* **Data shown**:
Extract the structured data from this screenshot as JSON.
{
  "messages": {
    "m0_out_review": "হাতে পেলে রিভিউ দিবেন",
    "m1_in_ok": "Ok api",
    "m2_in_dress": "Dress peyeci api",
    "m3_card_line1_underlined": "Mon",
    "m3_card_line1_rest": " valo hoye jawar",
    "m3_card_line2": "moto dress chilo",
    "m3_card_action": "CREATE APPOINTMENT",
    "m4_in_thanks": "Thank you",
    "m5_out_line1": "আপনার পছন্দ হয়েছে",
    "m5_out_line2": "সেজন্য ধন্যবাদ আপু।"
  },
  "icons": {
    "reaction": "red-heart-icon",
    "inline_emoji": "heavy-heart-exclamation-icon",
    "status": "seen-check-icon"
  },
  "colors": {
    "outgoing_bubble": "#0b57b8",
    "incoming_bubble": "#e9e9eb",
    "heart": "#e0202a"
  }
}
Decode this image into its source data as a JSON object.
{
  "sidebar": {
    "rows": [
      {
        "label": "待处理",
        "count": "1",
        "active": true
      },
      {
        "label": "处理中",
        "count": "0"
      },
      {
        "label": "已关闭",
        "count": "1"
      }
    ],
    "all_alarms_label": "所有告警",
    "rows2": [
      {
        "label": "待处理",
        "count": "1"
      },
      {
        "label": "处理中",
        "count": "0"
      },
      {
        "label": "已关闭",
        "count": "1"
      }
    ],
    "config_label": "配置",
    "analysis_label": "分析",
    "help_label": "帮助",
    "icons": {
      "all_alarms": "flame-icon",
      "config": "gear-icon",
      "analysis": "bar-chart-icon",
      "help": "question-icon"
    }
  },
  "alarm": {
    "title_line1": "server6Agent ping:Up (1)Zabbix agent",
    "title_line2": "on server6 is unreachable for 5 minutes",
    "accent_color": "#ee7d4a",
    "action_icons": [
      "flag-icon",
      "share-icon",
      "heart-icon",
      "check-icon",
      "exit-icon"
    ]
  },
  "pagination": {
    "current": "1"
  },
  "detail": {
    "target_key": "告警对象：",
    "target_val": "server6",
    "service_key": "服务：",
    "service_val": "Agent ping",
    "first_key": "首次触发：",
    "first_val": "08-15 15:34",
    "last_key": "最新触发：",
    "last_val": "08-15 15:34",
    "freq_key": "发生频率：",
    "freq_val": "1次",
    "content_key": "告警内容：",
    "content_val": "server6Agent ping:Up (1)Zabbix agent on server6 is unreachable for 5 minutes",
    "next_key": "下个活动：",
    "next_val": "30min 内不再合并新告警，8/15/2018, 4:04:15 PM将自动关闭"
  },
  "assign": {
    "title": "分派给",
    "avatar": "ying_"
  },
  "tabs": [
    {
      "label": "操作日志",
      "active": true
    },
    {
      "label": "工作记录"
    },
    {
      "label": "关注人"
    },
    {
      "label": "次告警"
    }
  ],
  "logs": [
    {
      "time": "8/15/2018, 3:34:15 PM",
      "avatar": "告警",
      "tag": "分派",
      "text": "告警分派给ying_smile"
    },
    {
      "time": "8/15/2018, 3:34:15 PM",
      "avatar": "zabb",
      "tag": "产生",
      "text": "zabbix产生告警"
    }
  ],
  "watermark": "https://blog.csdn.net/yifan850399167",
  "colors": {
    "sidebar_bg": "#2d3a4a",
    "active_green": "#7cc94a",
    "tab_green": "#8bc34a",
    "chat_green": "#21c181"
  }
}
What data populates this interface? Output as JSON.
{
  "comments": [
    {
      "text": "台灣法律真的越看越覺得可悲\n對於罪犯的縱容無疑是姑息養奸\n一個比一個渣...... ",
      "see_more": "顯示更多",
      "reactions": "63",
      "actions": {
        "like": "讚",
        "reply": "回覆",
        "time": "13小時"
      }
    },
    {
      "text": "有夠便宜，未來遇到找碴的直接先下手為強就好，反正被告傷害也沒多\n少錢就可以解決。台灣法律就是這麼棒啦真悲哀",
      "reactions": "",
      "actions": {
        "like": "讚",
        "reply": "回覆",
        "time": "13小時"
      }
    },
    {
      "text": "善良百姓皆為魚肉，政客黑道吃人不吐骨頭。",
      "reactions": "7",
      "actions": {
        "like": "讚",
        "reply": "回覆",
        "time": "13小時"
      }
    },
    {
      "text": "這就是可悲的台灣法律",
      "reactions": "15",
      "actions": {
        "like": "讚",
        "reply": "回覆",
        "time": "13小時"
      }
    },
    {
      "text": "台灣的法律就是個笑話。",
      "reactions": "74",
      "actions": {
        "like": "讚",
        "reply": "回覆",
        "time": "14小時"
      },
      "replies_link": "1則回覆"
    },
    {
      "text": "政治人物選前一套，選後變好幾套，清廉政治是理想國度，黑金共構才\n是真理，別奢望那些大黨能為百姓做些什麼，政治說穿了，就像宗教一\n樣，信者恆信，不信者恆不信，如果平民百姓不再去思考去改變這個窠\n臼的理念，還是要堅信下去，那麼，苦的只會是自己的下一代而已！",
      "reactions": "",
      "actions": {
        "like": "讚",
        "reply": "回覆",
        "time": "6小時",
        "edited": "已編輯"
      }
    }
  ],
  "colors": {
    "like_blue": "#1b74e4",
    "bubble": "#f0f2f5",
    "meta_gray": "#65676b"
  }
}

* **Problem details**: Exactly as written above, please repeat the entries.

* **Problem solution**:
Extract the structured data from this screenshot as JSON.
{
  "messages": {
    "m0_out_review": "হাতে পেলে রিভিউ দিবেন",
    "m1_in_ok": "Ok api",
    "m2_in_dress": "Dress peyeci api",
    "m3_card_line1_underlined": "Mon",
    "m3_card_line1_rest": " valo hoye jawar",
    "m3_card_line2": "moto dress chilo",
    "m3_card_action": "CREATE APPOINTMENT",
    "m4_in_thanks": "Thank you",
    "m5_out_line1": "আপনার পছন্দ হয়েছে",
    "m5_out_line2": "সেজন্য ধন্যবাদ আপু।"
  },
  "icons": {
    "reaction": "red-heart-icon",
    "inline_emoji": "heavy-heart-exclamation-icon",
    "status": "seen-check-icon"
  },
  "colors": {
    "outgoing_bubble": "#0b57b8",
    "incoming_bubble": "#e9e9eb",
    "heart": "#e0202a"
  }
}
Decode this image into its source data as a JSON object.
{
  "sidebar": {
    "rows": [
      {
        "label": "待处理",
        "count": "1",
        "active": true
      },
      {
        "label": "处理中",
        "count": "0"
      },
      {
        "label": "已关闭",
        "count": "1"
      }
    ],
    "all_alarms_label": "所有告警",
    "rows2": [
      {
        "label": "待处理",
        "count": "1"
      },
      {
        "label": "处理中",
        "count": "0"
      },
      {
        "label": "已关闭",
        "count": "1"
      }
    ],
    "config_label": "配置",
    "analysis_label": "分析",
    "help_label": "帮助",
    "icons": {
      "all_alarms": "flame-icon",
      "config": "gear-icon",
      "analysis": "bar-chart-icon",
      "help": "question-icon"
    }
  },
  "alarm": {
    "title_line1": "server6Agent ping:Up (1)Zabbix agent",
    "title_line2": "on server6 is unreachable for 5 minutes",
    "accent_color": "#ee7d4a",
    "action_icons": [
      "flag-icon",
      "share-icon",
      "heart-icon",
      "check-icon",
      "exit-icon"
    ]
  },
  "pagination": {
    "current": "1"
  },
  "detail": {
    "target_key": "告警对象：",
    "target_val": "server6",
    "service_key": "服务：",
    "service_val": "Agent ping",
    "first_key": "首次触发：",
    "first_val": "08-15 15:34",
    "last_key": "最新触发：",
    "last_val": "08-15 15:34",
    "freq_key": "发生频率：",
    "freq_val": "1次",
    "content_key": "告警内容：",
    "content_val": "server6Agent ping:Up (1)Zabbix agent on server6 is unreachable for 5 minutes",
    "next_key": "下个活动：",
    "next_val": "30min 内不再合并新告警，8/15/2018, 4:04:15 PM将自动关闭"
  },
  "assign": {
    "title": "分派给",
    "avatar": "ying_"
  },
  "tabs": [
    {
      "label": "操作日志",
      "active": true
    },
    {
      "label": "工作记录"
    },
    {
      "label": "关注人"
    },
    {
      "label": "次告警"
    }
  ],
  "logs": [
    {
      "time": "8/15/2018, 3:34:15 PM",
      "avatar": "告警",
      "tag": "分派",
      "text": "告警分派给ying_smile"
    },
    {
      "time": "8/15/2018, 3:34:15 PM",
      "avatar": "zabb",
      "tag": "产生",
      "text": "zabbix产生告警"
    }
  ],
  "watermark": "https://blog.csdn.net/yifan850399167",
  "colors": {
    "sidebar_bg": "#2d3a4a",
    "active_green": "#7cc94a",
    "tab_green": "#8bc34a",
    "chat_green": "#21c181"
  }
}
What data populates this interface? Output as JSON.
{
  "comments": [
    {
      "text": "台灣法律真的越看越覺得可悲\n對於罪犯的縱容無疑是姑息養奸\n一個比一個渣...... ",
      "see_more": "顯示更多",
      "reactions": "63",
      "actions": {
        "like": "讚",
        "reply": "回覆",
        "time": "13小時"
      }
    },
    {
      "text": "有夠便宜，未來遇到找碴的直接先下手為強就好，反正被告傷害也沒多\n少錢就可以解決。台灣法律就是這麼棒啦真悲哀",
      "reactions": "",
      "actions": {
        "like": "讚",
        "reply": "回覆",
        "time": "13小時"
      }
    },
    {
      "text": "善良百姓皆為魚肉，政客黑道吃人不吐骨頭。",
      "reactions": "7",
      "actions": {
        "like": "讚",
        "reply": "回覆",
        "time": "13小時"
      }
    },
    {
      "text": "這就是可悲的台灣法律",
      "reactions": "15",
      "actions": {
        "like": "讚",
        "reply": "回覆",
        "time": "13小時"
      }
    },
    {
      "text": "台灣的法律就是個笑話。",
      "reactions": "74",
      "actions": {
        "like": "讚",
        "reply": "回覆",
        "time": "14小時"
      },
      "replies_link": "1則回覆"
    },
    {
      "text": "政治人物選前一套，選後變好幾套，清廉政治是理想國度，黑金共構才\n是真理，別奢望那些大黨能為百姓做些什麼，政治說穿了，就像宗教一\n樣，信者恆信，不信者恆不信，如果平民百姓不再去思考去改變這個窠\n臼的理念，還是要堅信下去，那麼，苦的只會是自己的下一代而已！",
      "reactions": "",
      "actions": {
        "like": "讚",
        "reply": "回覆",
        "time": "6小時",
        "edited": "已編輯"
      }
    }
  ],
  "colors": {
    "like_blue": "#1b74e4",
    "bubble": "#f0f2f5",
    "meta_gray": "#65676b"
  }
}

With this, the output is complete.